Tens of millions of us might lose sleep when clocks “spring ahead” by one hour this Sunday, as most states swap to sunlight saving time. The time change brings darker mornings and extends gentle within the night. And a few lawmakers wish to make daylight saving time everlasting, to keep away from the disruption of fixed switching.
Senator Marco Rubio (R-Fla.), who has launched the Sunshine Safety Act of 2023, says the ritual of adjusting our clocks twice a 12 months “is unnecessary,” and is “silly.” He is joined by a bipartisan group of senators together with Ron Wyden (D-Ore) and Edward Markey (D-Mass).
The Senate unanimously handed an analogous measure in 2022, but it surely didn’t get sufficient help within the Home of Representatives. Now, Sen. Rubio is attempting once more, pointing to the potential well being and financial advantages. The important thing argument is, extra gentle within the night can immediate folks to exit and spend extra money at retailers and eating places.
The well being impacts have been extra difficult to determine. However in recent times, the spring time change has been linked to a rise in cardiac occasions, maybe because of disrupted sleep. One examine discovered a rise in hospitalizations for atrial fibrillation, a kind of coronary heart arrhythmia, within the days following the springtime transition to sunlight saving time.
“I used to be very stunned,” researcher and examine writer Dr. Jay Chudow, a heart specialist at Montefiore Well being, informed NPR final 12 months. “It is only a one-hour change,” he says, however this reveals how delicate our our bodies could also be to circadian rhythm disruptions.

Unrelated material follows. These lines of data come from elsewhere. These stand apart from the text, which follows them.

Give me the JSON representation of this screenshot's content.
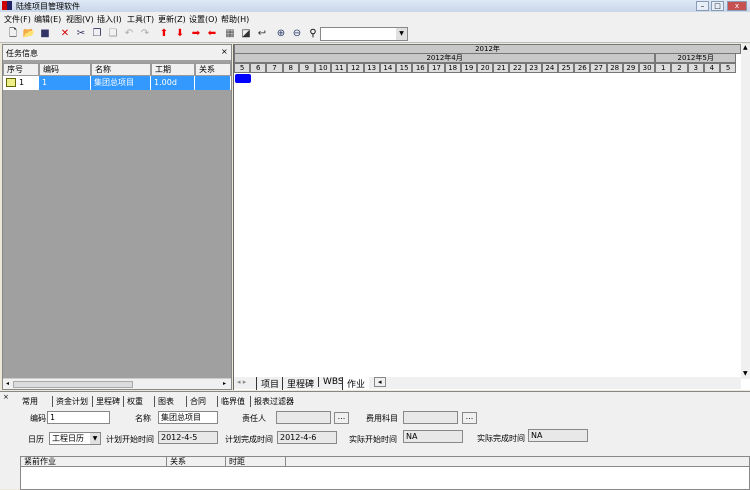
{
  "window": {
    "title": "陆维项目管理软件"
  },
  "menu": [
    "文件(F)",
    "编辑(E)",
    "视图(V)",
    "插入(I)",
    "工具(T)",
    "更新(Z)",
    "设置(O)",
    "帮助(H)"
  ],
  "toolbar_icons": [
    "new-icon",
    "open-icon",
    "save-icon",
    "delete-icon",
    "cut-icon",
    "copy-icon",
    "paste-icon",
    "undo-icon",
    "redo-icon",
    "arrow-up-icon",
    "arrow-down-icon",
    "arrow-right-icon",
    "arrow-left-icon",
    "grid-icon",
    "properties-icon",
    "link-icon",
    "zoom-in-icon",
    "zoom-out-icon",
    "find-icon"
  ],
  "task_panel": {
    "title": "任务信息",
    "close": "×",
    "columns": [
      "序号",
      "编码",
      "名称",
      "工期",
      "关系"
    ],
    "rows": [
      {
        "seq": "1",
        "code": "1",
        "name": "集团总项目",
        "duration": "1.00d",
        "relation": ""
      }
    ]
  },
  "gantt": {
    "year": "2012年",
    "months": [
      {
        "label": "2012年4月",
        "days": [
          "5",
          "6",
          "7",
          "8",
          "9",
          "10",
          "11",
          "12",
          "13",
          "14",
          "15",
          "16",
          "17",
          "18",
          "19",
          "20",
          "21",
          "22",
          "23",
          "24",
          "25",
          "26",
          "27",
          "28",
          "29",
          "30"
        ]
      },
      {
        "label": "2012年5月",
        "days": [
          "1",
          "2",
          "3",
          "4",
          "5"
        ]
      }
    ],
    "bar_color": "#0000ff"
  },
  "sheet_tabs": [
    "项目",
    "里程碑",
    "WBS",
    "作业"
  ],
  "detail": {
    "tabs": [
      "常用",
      "资金计划",
      "里程碑",
      "权重",
      "图表",
      "合同",
      "临界值",
      "报表过滤器"
    ],
    "code_label": "编码",
    "code": "1",
    "name_label": "名称",
    "name": "集团总项目",
    "owner_label": "责任人",
    "owner": "",
    "cost_label": "费用科目",
    "cost": "",
    "ellipsis": "...",
    "calendar_label": "日历",
    "calendar": "工程日历",
    "plan_start_label": "计划开始时间",
    "plan_start": "2012-4-5",
    "plan_end_label": "计划完成时间",
    "plan_end": "2012-4-6",
    "act_start_label": "实际开始时间",
    "act_start": "NA",
    "act_end_label": "实际完成时间",
    "act_end": "NA",
    "pred_columns": [
      "紧前作业",
      "关系",
      "时距"
    ]
  }
}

Many docs and scientists agree it is time to cease the twice a 12 months time change, however they oppose laws that will make daylight saving time everlasting. As an alternative, the American Academy of Sleep Medication and the American Medical Affiliation each favor everlasting commonplace time, which preserves morning gentle.
“Human circadian rhythms are very intently linked to the rising and setting of the solar,” explains Jennifer Martin, a psychologist who can also be president of the AASM.
And she or he says our inner clock shouldn’t be as effectively aligned throughout daylight saving time. “Mild within the morning is essential,” she says. “Restoring everlasting, year-round commonplace time is the most suitable choice for our well being and well-being,” Martin says.
Martin treats sufferers with sleep issues. “Once I work with people who’ve insomnia, we work very onerous to have a constant time to rise up within the morning. And that’s a lot simpler when it is gentle within the morning,” Martin explains.
“The Senate has it backwards,” says Dr. Pedram Navab a neurologist and sleep drugs specialist in Los Angeles. “The pure each day cycle of sunshine and darkness,” he says, “is absolutely probably the most highly effective timing cue that now we have to synchronize our physique clock.”
Daylight saving time will increase night publicity to gentle, Navab explains, which might make it tougher to go to sleep at evening. He plans to journey to Capitol Hill in April with the advocacy committee for the American Academy for Sleep Medication to oppose the Sunshine Safety Act.
The ASSM factors to an “abundance of gathered proof” linking the transition from commonplace time to sunlight saving time to a rise in cardiovascular occasions, temper problems, and automotive crashes. As an example, a examine from scientists on the College of Colorado Boulder, revealed in Present Biology in 2020, discovered a rise in deadly automotive accidents within the week after the spring ahead time change. However their answer is to make commonplace time everlasting.
As for a growth in spending linked to sunlight saving time, the nation’s comfort shops informed a congressional subcommittee final 12 months that they see an uptick in spending when clocks transfer forward within the spring. Again within the Eighties the Nationwide Affiliation of Comfort Shops lobbied to increase daylight saving time for an extended stretch of the 12 months. “When folks come house from work and there is extra daylight, they are typically extra lively,” Lyle Beckwith of the NACS informed NPR final 12 months. “They go to sporting occasions. They play softball. They golf. They barbecue,” Beckwith stated. And that interprets into extra folks purchasing in comfort shops for the whole lot from water, beer or sports activities drinks, or to select up charcoal.
So it appears there is a divide between what’s doubtless greatest for our well being (everlasting commonplace time) versus what could also be good for the economic system (everlasting daylight saving time).
Final 12 months, lawmakers within the Home balked at taking over the Sunshine Safety Act, citing larger priorities. And, with inflation, an enormous funds deficit and a warfare in Ukraine, this 12 months might see a repeat of that.